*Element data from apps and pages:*
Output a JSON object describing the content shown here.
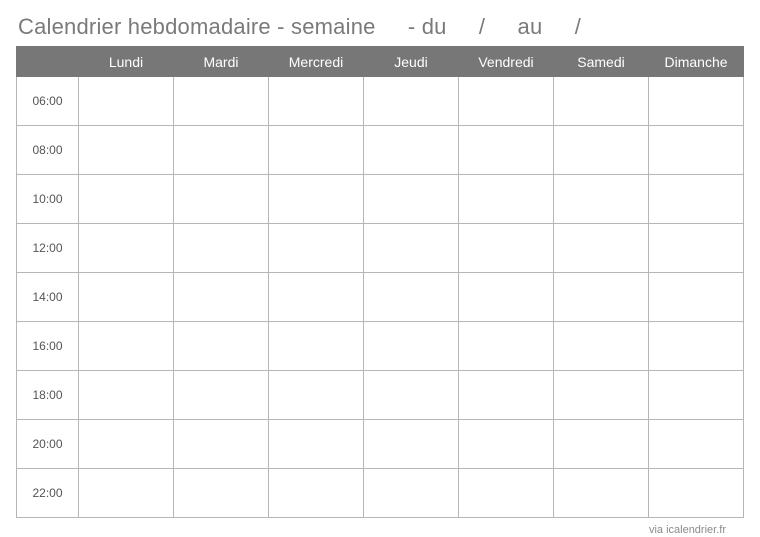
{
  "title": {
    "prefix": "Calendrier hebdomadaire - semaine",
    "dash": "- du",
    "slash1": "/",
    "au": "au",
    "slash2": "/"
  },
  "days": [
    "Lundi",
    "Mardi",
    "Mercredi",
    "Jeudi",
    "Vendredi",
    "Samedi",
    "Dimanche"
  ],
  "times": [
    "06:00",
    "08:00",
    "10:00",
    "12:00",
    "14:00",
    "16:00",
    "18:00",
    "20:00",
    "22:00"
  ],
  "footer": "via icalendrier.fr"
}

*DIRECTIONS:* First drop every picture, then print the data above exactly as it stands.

*WRITTEN ANSWER:*
Output a JSON object describing the content shown here.
{
  "title": {
    "prefix": "Calendrier hebdomadaire - semaine",
    "dash": "- du",
    "slash1": "/",
    "au": "au",
    "slash2": "/"
  },
  "days": [
    "Lundi",
    "Mardi",
    "Mercredi",
    "Jeudi",
    "Vendredi",
    "Samedi",
    "Dimanche"
  ],
  "times": [
    "06:00",
    "08:00",
    "10:00",
    "12:00",
    "14:00",
    "16:00",
    "18:00",
    "20:00",
    "22:00"
  ],
  "footer": "via icalendrier.fr"
}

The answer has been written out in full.